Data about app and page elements
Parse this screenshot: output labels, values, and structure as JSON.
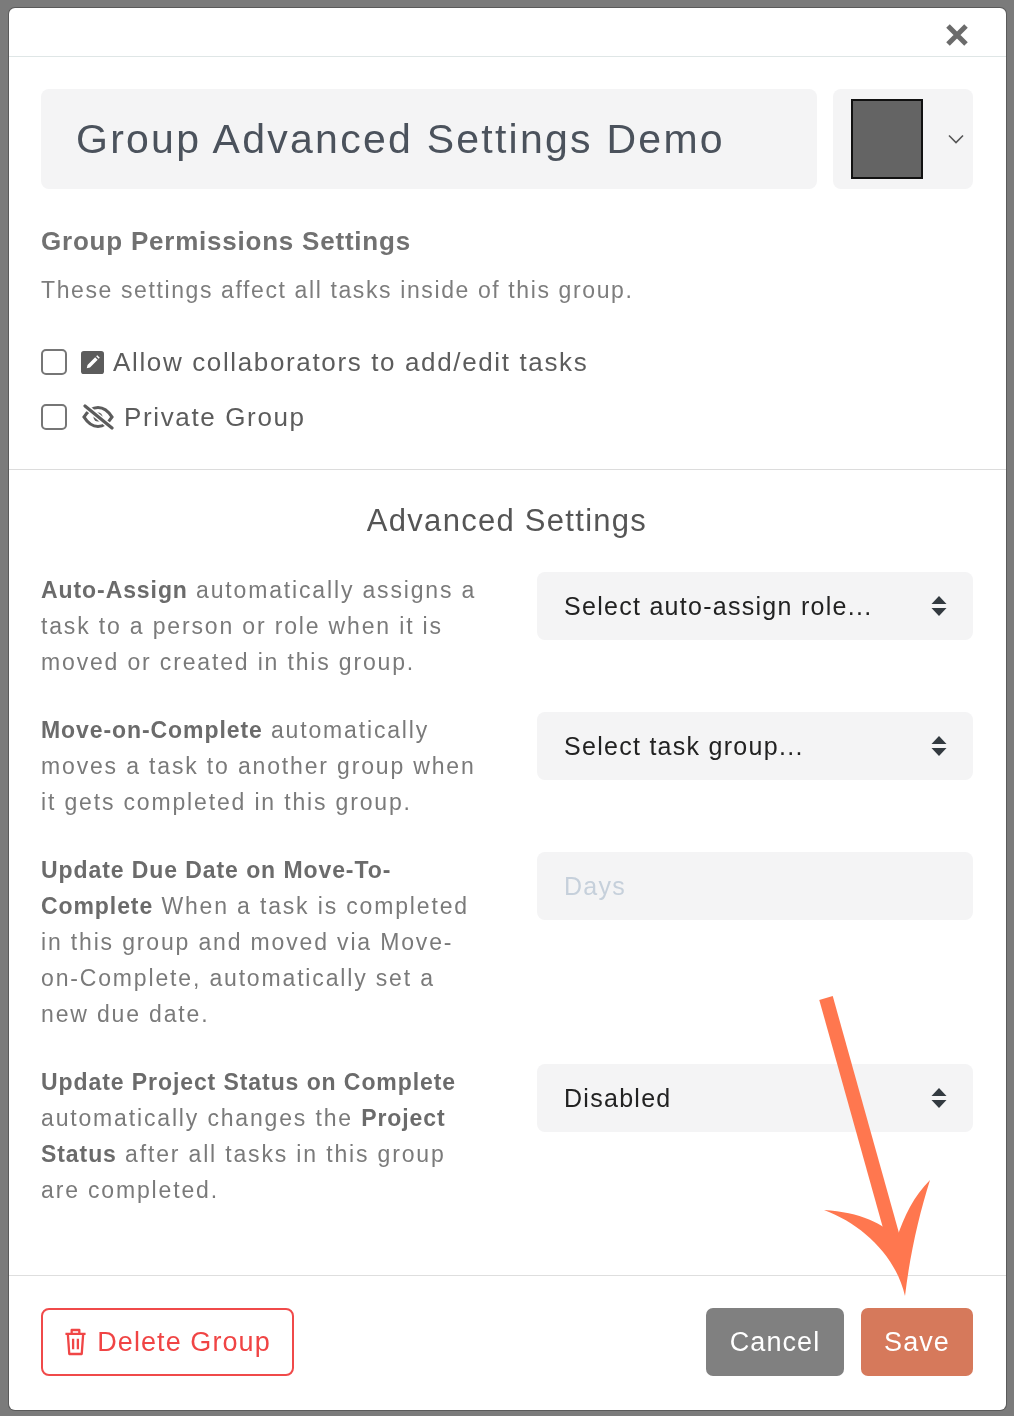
{
  "dialog": {
    "title_field": {
      "value": "Group Advanced Settings Demo"
    },
    "color_picker": {
      "color": "#646464"
    }
  },
  "permissions": {
    "heading": "Group Permissions Settings",
    "description": "These settings affect all tasks inside of this group.",
    "options": [
      {
        "label": "Allow collaborators to add/edit tasks",
        "checked": false
      },
      {
        "label": "Private Group",
        "checked": false
      }
    ]
  },
  "advanced": {
    "heading": "Advanced Settings",
    "settings": [
      {
        "kind": "select",
        "description": "**Auto-Assign** automatically assigns a task to a person or role when it is moved or created in this group.",
        "value": "Select auto-assign role..."
      },
      {
        "kind": "select",
        "description": "**Move-on-Complete** automatically moves a task to another group when it gets completed in this group.",
        "value": "Select task group..."
      },
      {
        "kind": "input",
        "description": "**Update Due Date on Move-To-Complete** When a task is completed in this group and moved via Move-on-Complete, automatically set a new due date.",
        "placeholder": "Days"
      },
      {
        "kind": "select",
        "description": "**Update Project Status on Complete** automatically changes the **Project Status** after all tasks in this group are completed.",
        "value": "Disabled"
      }
    ]
  },
  "footer": {
    "delete_button": "Delete Group",
    "cancel_button": "Cancel",
    "save_button": "Save"
  }
}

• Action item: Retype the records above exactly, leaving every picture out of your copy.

• Written reply:
Parse this screenshot: output labels, values, and structure as JSON.
{
  "dialog": {
    "title_field": {
      "value": "Group Advanced Settings Demo"
    },
    "color_picker": {
      "color": "#646464"
    }
  },
  "permissions": {
    "heading": "Group Permissions Settings",
    "description": "These settings affect all tasks inside of this group.",
    "options": [
      {
        "label": "Allow collaborators to add/edit tasks",
        "checked": false
      },
      {
        "label": "Private Group",
        "checked": false
      }
    ]
  },
  "advanced": {
    "heading": "Advanced Settings",
    "settings": [
      {
        "kind": "select",
        "description": "**Auto-Assign** automatically assigns a task to a person or role when it is moved or created in this group.",
        "value": "Select auto-assign role..."
      },
      {
        "kind": "select",
        "description": "**Move-on-Complete** automatically moves a task to another group when it gets completed in this group.",
        "value": "Select task group..."
      },
      {
        "kind": "input",
        "description": "**Update Due Date on Move-To-Complete** When a task is completed in this group and moved via Move-on-Complete, automatically set a new due date.",
        "placeholder": "Days"
      },
      {
        "kind": "select",
        "description": "**Update Project Status on Complete** automatically changes the **Project Status** after all tasks in this group are completed.",
        "value": "Disabled"
      }
    ]
  },
  "footer": {
    "delete_button": "Delete Group",
    "cancel_button": "Cancel",
    "save_button": "Save"
  }
}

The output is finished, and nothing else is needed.